SUPPLIED DATA =>
::::

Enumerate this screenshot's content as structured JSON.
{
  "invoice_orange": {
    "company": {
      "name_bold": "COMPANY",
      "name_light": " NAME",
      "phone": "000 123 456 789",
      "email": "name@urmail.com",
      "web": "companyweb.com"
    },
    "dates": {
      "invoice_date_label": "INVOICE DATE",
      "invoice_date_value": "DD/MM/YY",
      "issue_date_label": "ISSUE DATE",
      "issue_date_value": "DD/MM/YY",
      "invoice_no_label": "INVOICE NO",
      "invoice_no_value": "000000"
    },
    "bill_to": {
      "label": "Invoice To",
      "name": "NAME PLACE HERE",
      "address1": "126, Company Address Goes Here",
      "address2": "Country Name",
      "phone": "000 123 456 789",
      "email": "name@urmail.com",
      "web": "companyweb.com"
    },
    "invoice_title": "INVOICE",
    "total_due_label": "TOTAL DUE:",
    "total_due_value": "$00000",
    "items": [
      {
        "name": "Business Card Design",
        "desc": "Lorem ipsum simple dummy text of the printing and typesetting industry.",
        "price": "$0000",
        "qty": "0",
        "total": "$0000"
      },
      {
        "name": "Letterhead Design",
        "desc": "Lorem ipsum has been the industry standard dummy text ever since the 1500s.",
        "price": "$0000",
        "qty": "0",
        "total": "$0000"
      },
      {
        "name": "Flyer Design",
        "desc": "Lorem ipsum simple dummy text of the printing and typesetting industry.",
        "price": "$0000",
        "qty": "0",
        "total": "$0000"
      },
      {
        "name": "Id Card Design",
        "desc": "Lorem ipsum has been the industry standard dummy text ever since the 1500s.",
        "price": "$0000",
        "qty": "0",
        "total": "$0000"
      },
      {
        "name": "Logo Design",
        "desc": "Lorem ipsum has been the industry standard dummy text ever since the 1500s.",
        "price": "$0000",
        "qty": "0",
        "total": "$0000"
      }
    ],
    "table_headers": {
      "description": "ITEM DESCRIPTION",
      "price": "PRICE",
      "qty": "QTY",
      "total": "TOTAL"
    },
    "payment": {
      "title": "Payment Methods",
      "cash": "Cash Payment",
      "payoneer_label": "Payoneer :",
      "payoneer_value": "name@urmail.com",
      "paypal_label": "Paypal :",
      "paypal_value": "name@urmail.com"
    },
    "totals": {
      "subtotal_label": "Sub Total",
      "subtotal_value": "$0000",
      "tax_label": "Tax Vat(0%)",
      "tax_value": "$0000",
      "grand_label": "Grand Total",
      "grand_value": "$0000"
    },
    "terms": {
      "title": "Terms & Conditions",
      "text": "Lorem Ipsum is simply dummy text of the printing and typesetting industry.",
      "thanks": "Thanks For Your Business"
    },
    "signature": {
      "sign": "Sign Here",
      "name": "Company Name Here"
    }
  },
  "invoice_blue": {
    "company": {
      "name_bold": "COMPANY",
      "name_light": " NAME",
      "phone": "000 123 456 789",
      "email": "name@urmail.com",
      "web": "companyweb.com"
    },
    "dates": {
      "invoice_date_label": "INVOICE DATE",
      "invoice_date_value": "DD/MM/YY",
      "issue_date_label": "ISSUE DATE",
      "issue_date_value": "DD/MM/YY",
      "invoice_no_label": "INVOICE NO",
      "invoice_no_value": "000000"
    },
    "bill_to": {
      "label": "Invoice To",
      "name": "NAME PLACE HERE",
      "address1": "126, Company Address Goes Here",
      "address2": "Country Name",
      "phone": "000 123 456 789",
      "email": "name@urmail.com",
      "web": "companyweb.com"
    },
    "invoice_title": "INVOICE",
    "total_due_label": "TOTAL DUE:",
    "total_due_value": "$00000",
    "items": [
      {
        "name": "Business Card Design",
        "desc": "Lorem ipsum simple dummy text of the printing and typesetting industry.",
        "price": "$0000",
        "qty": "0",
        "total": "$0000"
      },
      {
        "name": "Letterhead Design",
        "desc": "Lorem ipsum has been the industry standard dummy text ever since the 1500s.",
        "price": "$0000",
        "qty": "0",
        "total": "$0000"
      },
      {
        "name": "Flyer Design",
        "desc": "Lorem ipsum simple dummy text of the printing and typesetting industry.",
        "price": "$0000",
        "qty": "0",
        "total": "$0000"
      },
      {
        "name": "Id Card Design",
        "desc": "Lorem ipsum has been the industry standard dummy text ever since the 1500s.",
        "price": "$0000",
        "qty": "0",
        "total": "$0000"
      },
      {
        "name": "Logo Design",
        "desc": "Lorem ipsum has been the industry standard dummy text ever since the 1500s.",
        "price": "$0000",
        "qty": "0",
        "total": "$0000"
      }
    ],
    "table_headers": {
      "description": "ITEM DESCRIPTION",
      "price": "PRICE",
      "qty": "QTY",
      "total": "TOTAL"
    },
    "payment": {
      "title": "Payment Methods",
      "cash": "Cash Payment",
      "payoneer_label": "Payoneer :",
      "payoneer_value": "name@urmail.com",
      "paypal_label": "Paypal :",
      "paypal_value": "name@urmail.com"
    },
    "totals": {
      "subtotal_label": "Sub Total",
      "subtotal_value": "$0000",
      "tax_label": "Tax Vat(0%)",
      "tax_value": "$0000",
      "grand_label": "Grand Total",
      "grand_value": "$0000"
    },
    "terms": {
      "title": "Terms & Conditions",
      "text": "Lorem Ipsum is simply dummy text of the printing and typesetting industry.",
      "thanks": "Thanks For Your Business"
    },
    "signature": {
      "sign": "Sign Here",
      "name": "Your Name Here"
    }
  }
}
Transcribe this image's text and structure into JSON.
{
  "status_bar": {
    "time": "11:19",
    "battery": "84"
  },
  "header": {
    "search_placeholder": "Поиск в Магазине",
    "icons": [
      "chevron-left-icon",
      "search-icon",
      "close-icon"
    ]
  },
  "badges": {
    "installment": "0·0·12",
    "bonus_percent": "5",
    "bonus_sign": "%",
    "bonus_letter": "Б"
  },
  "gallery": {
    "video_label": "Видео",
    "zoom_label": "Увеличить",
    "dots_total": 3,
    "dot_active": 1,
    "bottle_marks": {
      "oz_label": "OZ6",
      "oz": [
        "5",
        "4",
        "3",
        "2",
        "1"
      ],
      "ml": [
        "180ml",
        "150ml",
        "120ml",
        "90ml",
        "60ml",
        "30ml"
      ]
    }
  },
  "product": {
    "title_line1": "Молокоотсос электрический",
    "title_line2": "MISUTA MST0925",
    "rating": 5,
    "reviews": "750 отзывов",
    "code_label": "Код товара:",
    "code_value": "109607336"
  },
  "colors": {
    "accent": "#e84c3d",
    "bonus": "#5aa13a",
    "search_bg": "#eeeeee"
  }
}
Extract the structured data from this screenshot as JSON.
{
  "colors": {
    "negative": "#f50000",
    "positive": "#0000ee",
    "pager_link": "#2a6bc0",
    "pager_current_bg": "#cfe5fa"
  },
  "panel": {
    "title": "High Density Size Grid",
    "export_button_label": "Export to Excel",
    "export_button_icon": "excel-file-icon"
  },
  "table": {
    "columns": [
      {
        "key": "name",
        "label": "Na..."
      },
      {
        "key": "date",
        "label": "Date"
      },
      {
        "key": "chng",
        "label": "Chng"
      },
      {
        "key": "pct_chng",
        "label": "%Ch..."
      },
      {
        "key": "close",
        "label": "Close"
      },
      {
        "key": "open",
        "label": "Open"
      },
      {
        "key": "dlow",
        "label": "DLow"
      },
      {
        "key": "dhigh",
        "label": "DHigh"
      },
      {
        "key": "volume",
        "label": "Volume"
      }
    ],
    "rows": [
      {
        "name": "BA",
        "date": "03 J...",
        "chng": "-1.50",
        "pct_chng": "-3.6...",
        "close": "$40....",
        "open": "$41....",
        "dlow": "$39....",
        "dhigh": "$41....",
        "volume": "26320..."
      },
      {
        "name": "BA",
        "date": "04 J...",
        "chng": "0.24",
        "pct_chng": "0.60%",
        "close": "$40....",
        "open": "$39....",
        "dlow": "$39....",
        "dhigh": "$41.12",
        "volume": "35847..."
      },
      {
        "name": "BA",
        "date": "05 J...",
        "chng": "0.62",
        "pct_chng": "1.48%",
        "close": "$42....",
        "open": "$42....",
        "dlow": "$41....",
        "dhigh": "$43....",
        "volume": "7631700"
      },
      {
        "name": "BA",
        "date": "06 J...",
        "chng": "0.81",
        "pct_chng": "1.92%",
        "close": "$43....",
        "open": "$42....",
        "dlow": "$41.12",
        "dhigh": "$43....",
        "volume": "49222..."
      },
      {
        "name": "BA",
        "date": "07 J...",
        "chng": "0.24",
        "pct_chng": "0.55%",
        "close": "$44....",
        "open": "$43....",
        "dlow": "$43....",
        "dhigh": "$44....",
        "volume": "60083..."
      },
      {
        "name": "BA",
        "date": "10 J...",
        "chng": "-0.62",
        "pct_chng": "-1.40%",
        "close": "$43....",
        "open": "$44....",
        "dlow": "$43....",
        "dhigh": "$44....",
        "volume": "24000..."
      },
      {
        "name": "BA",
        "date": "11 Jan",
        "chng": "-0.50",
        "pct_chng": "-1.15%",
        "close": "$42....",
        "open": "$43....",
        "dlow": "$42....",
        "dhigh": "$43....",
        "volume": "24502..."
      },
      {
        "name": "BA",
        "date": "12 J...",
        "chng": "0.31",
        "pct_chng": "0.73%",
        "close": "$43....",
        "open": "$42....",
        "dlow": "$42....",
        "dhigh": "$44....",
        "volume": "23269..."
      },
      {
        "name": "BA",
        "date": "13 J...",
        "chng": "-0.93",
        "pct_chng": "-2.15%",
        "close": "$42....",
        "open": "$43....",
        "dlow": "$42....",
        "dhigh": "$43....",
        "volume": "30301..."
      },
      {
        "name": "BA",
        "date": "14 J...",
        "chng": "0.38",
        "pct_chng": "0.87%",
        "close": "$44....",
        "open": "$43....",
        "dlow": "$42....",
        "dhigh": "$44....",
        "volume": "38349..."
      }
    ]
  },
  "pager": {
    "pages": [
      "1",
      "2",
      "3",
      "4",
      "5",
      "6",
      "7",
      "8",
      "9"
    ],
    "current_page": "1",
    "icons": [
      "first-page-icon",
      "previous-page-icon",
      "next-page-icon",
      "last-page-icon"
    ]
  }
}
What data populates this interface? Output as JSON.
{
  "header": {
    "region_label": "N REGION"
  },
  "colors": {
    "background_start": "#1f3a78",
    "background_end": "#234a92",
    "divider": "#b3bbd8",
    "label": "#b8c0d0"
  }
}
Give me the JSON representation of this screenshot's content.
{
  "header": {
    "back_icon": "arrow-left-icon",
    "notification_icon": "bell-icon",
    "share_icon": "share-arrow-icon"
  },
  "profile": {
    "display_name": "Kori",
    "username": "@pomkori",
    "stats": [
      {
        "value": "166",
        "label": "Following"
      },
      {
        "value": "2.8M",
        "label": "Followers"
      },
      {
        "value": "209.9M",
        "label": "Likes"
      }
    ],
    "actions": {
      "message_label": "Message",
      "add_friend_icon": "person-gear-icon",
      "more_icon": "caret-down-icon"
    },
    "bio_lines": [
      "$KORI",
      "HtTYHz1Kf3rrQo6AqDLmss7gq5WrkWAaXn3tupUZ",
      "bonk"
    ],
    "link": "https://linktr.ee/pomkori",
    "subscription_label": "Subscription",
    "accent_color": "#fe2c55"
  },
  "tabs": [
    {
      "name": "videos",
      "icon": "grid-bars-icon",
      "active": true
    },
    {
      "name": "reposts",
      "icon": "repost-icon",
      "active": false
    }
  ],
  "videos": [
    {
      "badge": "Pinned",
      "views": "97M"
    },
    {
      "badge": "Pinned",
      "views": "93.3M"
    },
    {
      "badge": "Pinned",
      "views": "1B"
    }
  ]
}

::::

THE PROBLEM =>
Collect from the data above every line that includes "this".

RESPONSE BOX =>
Enumerate this screenshot's content as structured JSON.
Transcribe this image's text and structure into JSON.
Extract the structured data from this screenshot as JSON.
What data populates this interface? Output as JSON.
Give me the JSON representation of this screenshot's content.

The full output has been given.